Japanese table grapes are world-famous for their candy-like sweetness, fragrant aroma and often eye-popping high prices.

However, the popular treat is only available from late summer until mid-fall, making "budou," as they are known in Japanese, a seasonal treat.

(Photo taken in March 2019 shows the overhead grape cultivation method used by Tetsuo Higuchi of Budou Senshin on his Napier vineyard.)

But that may soon change thanks to a third-generation grape grower, Tetsuya Higuchi, who has begun cultivating Japanese-style "budou grapes" in New Zealand.

Located in the Southern Hemisphere, New Zealand experiences its seasons opposite to Northern Hemisphere countries, allowing Higuchi, who also cultivates grapes in Japan, to harvest them twice a year.

"We call them budou grapes because although the vines are the same, the production and cultivation methods are completely different," the 61-year-old said, explaining that he hopes New Zealand consumers will learn to differentiate Japanese grapes from local varieties, in the same way they do nashi pears.

Higuchi spent several years researching potential Southern Hemisphere locations, including in Australia and Chile, but quickly settled on Napier, a renowned wine-producing region on the east coast of New Zealand's North Island.

"The moment I came to Napier I thought 'This is it,'" he said.

(Tetsuo Higuchi of Budou Senshin is pictured in March 2018 on his Napier vineyard.)[Photo courtesy of Budou Senshin]

Higuchi, who spends half of the year at his Yamanashi Prefecture farm in Japan and the other half at his Budou Senshin vineyard in New Zealand, says that compared with other parts of the country, Napier's low humidity and precipitation are ideal conditions for cultivating grapes.

Together with his local vineyard manager, Yumeri Katsura, 45, Higuchi grows seven different varieties of grapes on his 1.8-hectare farm, with the famed Japanese kyoho grape among the most favored.

In Japan, kyoho grapes, which are famous for their dark purple-black coloring, large size, and plumpness, are often given as luxury gifts along with other high-end fruits like melons and peaches.

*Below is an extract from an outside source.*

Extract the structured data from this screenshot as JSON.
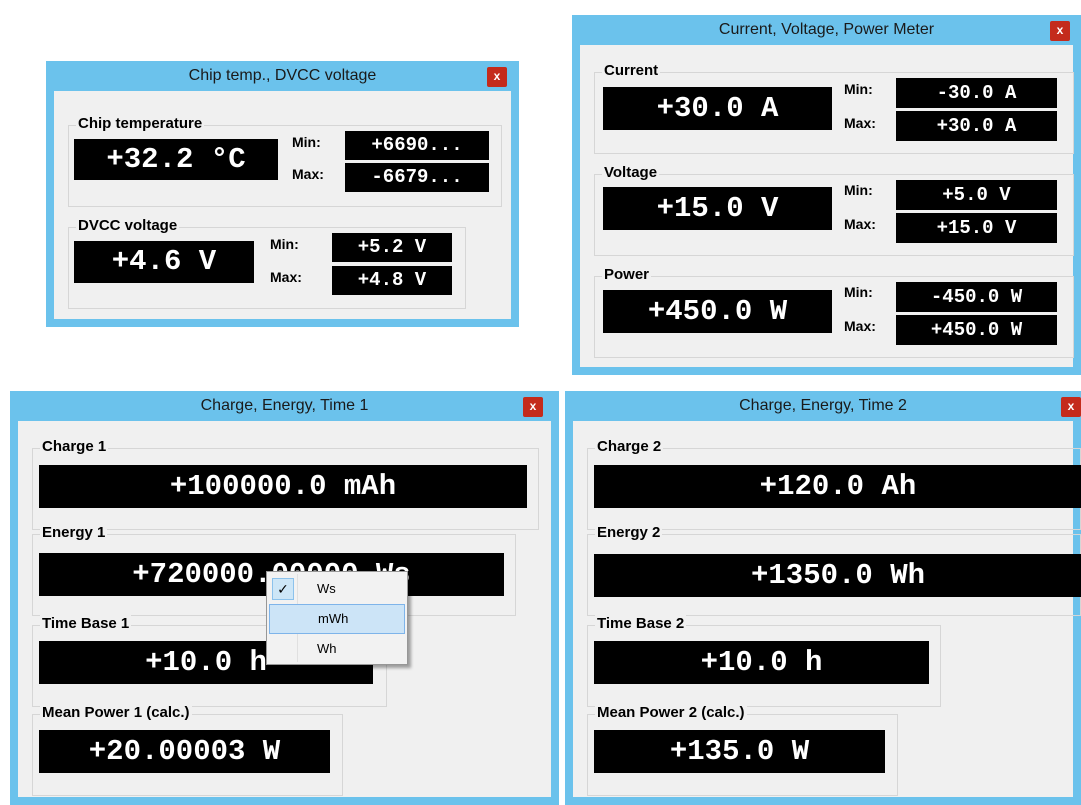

However, the distinct aroma and sweetness of Higuchi's budou grapes have also been a hit with local Kiwis, with some saying they have never tasted anything quite like it.

"At the farmers market we always let people try the grapes before they buy," Katsura said. "With all the grapes, everyone says "Oh, it's very sweet," but when they try the kyoho variety, they go "Wow" or "It's amazing."

"It's the aroma, the sweetness, everything," she said.

Higuchi says the secret to the incredible sweetness of his grapes is the way he establishes the vines.

"Locals grow table grapes by planting them (in rows) along a fence. But in doing so, compared with the Japanese style of grape growing, less than 50 percent of the leaves receive sunlight at any point during the day," he said.

"The morning sun reaches one side of the fence. Then the sun rises, falls and shines on the other side of the fence."

By comparison, Japanese growers tend to use an overhead hedging method which sees grape vines grown into flat canopy across a trellis roughly 150 centimeters above the ground.

(Budou Senshin manager Yumeri Katsura attends to some of the last grapes of the season at the Napier vineyard in this photo taken in March 2019.)[Photo courtesy of Budou Senshin]

Higuchi says this method of cultivation allows sunlight to be more evenly distributed across more leaves throughout the day, resulting in a sweeter-flavored fruit.

Good sunlight helps the grape vines photosynthesize sucrose sugars into fructose which tastes much sweeter to the human palate.

"I think it's likely that only a (tiny) proportion of grapes cultivated in a fence-format would reach the same level of fructose development," Higuchi said.

"This means that even though the grapes (cultivated through different methods) have the same sugar content, the detectable sweetness is completely different."

Katsura, who has been living in New Zealand for 14 years, says the Japanese cultivation method is more complicated than she initially expected but results in high-quality fruit.

"You have to think about lots of little things all at once," she said. "For example, you have to think about next year's crop as well as this year's as you manage and trim the vines."

In New Zealand, Higuchi's grapes are available at local farmers markets and at high-end food stores in urban centers like Auckland and Wellington, where they sell for roughly NZ$30 per kilogram (about $20) -- approximately three times the price of the average supermarket variety.

The enterprising grape master says the market he is keen to move into is Southeast Asia.

"The Japanese market is gradually shrinking in terms of population, but the Southeast Asian economy and population are growing at great speed," he said.